After Hendersons left on Monday, Dave and Jean did another food distribution in this little village of Orlat and the neighboring village, Popolaca. Photos are in the album on this site. Our hosts do such a good job of identifying people with critical needs! Old, ill grandmothers raising children; true orphans who are living with relatives who are extremely poor; parents raising multiple handicapped children, widows just getting by, etc. etc. Most people are managing adequately well in this overburdened economy, but those who are in need are really in need! A small bag of food doesn't seem like much - but we know how much it is appreciated & we just ask God to multiply it like the loaves and fishies.
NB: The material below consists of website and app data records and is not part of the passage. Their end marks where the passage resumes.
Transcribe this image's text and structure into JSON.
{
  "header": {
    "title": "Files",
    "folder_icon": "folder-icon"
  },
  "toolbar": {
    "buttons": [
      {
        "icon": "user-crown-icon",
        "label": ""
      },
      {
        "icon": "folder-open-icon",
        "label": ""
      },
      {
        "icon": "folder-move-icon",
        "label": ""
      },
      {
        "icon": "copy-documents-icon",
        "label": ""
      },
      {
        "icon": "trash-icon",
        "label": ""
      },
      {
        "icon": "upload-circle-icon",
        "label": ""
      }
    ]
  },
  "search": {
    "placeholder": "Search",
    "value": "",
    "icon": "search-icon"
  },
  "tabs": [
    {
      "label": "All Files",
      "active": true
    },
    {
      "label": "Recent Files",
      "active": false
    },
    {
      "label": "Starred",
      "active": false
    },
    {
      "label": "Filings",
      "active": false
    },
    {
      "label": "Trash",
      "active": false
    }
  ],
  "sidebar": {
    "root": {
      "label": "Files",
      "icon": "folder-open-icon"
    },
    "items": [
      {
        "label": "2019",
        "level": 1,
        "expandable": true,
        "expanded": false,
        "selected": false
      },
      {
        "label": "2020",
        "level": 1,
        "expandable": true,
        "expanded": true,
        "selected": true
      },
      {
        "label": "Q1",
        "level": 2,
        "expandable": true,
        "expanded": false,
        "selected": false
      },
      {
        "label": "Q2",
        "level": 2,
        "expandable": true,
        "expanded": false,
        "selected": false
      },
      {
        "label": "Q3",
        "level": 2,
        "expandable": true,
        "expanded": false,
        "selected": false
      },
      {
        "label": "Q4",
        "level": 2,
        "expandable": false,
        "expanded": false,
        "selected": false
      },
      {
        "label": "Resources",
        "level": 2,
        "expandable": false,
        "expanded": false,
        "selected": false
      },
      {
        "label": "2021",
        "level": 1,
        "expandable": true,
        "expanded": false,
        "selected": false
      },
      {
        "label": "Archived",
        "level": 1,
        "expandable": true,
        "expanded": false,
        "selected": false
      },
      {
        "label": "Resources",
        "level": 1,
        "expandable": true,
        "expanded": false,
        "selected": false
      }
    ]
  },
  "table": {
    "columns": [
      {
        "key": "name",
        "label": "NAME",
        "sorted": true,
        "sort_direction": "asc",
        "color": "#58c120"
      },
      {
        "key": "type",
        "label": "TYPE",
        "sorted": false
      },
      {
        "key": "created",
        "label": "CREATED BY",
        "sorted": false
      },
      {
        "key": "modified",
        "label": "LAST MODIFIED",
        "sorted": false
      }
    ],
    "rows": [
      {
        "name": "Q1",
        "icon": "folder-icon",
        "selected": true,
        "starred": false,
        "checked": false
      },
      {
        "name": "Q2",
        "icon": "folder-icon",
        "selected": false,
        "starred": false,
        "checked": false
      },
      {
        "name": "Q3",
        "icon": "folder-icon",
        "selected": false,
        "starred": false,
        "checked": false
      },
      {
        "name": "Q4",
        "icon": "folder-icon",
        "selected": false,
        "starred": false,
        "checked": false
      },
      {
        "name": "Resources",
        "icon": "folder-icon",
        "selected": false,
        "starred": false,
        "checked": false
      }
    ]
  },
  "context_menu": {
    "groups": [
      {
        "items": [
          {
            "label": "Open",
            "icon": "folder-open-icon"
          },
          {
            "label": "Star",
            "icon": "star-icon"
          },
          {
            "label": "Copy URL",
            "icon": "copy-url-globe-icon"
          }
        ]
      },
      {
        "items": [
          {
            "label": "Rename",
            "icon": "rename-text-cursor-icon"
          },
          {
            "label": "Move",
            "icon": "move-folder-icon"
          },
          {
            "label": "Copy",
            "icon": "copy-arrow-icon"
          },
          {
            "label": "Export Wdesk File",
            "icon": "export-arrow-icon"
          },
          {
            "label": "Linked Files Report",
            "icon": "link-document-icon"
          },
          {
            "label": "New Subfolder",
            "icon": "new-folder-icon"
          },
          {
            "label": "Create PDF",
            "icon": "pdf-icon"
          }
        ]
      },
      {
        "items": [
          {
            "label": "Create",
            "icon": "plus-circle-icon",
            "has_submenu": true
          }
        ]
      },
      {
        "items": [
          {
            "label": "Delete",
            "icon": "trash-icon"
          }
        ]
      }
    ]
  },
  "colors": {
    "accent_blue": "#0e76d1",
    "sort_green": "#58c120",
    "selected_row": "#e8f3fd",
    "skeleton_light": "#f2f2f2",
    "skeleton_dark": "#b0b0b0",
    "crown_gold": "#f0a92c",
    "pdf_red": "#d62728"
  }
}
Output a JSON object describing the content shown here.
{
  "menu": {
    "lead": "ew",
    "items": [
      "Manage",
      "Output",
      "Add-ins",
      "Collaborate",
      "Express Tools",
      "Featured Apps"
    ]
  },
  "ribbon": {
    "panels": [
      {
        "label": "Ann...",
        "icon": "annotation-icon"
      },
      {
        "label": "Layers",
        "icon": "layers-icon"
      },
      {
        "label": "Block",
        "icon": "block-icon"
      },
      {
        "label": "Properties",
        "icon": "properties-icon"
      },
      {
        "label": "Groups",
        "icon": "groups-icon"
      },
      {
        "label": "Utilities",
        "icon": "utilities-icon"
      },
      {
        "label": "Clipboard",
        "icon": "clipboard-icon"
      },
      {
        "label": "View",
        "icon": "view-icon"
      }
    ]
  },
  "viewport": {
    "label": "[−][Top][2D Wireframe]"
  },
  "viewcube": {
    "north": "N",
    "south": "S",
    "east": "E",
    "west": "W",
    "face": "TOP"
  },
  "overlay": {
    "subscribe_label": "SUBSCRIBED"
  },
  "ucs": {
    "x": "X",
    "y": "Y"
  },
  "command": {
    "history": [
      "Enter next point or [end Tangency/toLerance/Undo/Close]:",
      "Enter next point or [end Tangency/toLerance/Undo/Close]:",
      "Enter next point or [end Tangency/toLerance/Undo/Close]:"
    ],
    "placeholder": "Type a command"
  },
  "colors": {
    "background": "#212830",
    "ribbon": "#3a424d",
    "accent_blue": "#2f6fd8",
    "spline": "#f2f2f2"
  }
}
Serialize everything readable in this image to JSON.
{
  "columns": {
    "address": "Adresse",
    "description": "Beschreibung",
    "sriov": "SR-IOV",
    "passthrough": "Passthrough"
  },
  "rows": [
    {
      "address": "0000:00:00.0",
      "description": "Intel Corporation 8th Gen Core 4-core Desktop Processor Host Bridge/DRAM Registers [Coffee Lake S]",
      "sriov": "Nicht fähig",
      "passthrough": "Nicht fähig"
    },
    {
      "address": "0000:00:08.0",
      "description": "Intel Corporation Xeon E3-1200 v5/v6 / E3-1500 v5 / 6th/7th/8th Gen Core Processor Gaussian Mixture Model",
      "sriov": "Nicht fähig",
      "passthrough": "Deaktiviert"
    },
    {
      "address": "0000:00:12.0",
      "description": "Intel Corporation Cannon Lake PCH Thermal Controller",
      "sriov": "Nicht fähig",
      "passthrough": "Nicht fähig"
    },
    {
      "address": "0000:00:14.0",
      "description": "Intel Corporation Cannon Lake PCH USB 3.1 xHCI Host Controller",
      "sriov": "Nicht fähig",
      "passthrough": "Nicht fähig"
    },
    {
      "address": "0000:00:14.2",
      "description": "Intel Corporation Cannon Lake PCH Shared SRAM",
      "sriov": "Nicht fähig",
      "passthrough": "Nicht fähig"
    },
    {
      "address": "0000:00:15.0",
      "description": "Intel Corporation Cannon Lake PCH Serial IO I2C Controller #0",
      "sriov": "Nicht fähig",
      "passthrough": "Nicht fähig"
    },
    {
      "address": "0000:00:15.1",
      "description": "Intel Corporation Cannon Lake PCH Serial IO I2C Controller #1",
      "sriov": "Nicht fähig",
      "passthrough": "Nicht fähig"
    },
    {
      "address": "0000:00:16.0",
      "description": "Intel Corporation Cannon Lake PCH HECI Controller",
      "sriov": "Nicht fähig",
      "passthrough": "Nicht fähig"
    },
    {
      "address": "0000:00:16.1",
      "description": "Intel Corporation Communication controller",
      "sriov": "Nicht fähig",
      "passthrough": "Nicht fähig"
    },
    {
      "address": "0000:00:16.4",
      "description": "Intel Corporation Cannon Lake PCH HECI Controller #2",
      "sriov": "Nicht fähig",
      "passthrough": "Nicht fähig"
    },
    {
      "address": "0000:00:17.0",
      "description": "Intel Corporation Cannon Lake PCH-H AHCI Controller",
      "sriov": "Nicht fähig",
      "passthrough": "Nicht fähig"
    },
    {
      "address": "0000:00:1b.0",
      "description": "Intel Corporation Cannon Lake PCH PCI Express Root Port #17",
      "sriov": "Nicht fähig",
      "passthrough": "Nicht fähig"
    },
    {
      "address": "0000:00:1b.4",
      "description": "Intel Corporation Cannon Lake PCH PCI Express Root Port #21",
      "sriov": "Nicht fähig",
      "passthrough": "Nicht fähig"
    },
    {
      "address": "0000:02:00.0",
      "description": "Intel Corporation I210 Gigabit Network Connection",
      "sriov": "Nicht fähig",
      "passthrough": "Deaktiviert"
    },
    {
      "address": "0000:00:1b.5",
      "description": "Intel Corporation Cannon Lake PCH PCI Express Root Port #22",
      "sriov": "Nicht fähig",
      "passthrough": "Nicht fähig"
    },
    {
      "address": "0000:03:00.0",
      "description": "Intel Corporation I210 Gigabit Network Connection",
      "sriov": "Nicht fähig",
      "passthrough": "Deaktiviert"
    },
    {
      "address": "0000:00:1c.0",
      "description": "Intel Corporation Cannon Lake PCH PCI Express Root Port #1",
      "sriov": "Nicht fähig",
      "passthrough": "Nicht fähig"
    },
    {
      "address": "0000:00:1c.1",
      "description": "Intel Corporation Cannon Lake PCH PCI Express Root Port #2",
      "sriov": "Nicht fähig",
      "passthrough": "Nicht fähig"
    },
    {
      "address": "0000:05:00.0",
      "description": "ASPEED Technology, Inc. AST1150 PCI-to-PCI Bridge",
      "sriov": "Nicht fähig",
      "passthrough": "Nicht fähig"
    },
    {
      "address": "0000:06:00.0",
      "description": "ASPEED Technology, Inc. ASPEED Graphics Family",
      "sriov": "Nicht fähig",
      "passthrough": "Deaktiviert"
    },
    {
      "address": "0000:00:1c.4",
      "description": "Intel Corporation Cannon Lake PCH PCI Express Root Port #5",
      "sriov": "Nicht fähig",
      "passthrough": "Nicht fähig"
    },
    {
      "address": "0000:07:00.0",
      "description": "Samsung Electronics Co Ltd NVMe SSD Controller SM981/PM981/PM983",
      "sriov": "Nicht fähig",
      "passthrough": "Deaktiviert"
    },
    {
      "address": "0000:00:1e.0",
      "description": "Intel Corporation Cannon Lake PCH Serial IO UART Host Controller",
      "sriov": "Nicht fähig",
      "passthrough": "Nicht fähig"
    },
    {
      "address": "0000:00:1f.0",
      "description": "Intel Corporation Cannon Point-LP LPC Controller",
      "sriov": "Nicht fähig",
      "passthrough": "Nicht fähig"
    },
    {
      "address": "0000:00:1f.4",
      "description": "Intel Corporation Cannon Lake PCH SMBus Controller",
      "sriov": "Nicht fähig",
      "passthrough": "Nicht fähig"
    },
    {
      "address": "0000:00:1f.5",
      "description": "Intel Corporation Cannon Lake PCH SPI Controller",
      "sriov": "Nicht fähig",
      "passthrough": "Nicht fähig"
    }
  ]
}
Today we visited the first child that we brought over for Shriners surgery (for hip displasia) back in 1993. Andrada was 3 then . . . and now she is a gorgeous 24 year-old who has completed university, currently works as a paralegal, and is studying to be a judge. Her parents have many times hosted us and others who have come with us, including Jean's parents who came in 1995 for a week. We had a lovely 3-hour visit over lunch at their home, catching up after so many years. It's been 11 years since Jean was here, and 4 years since Dave last came. In many ways it seems that time has stood still.
Today Jean rigged up her Apple wireless router so we could get a stronger wireless internet signal. She doesn't understand why it is working with the setup she ended up with - but what matters is that it IS working. The host family's router evidently can't put out a strong enough signal to access most websites so now we're in business. (She just hopes she can get it all plugged back in correctly when she gets home . . . it was hastily disconnected as an afterthought just before departing; we knew the host had internet, but we doubted they would have wireless. It took her a week to figure out how to boost their signal. When Mike was here he found Google Translate app for our phones (using WiFi) -- and we have had some delightful conversations in depths we haven't previously been able to go. We have managed well with our sketchy language skills - so this has been really fun.
This morning Dave inventoried all our remaining supplies that have been stored in the host family's attic. (When we sold our apartment in '06, he brought the usable supplies to their home and told them to feel free to distribute them as needed.) He found some amazing things up there -- supplies for some really fun projects that we didn't get around to and had long since forgotten about. We don't know when we will be back, but there's enough stuff here to keep us and several other helpers busy for a long time! Our hosts are so lovely and accommodating; but nonetheless, we do miss our apartment and our own vehicle. However, remembering how burdensome it was to manage security, taxes, utilities, licenses and permits, etc., we are glad we don't have that responsibility. And the unexpected profit we made from the apartment funded our Hermiston Scholar Athlete Scholarship program, so the value of the apartment lives on.
Tomorrow we head for Petre's village, hoping to be able to get up there, and hoping to find him. We can't locate any extended family in the main town here, so it's a long shot just showing up. We're taking a couple food packets, assorted diopter glasses, and some amazing work clothing that the host family was given from friends in Switzerland. We'll dispense those items along the way if we can't reach Petre. Stay tuned for that saga.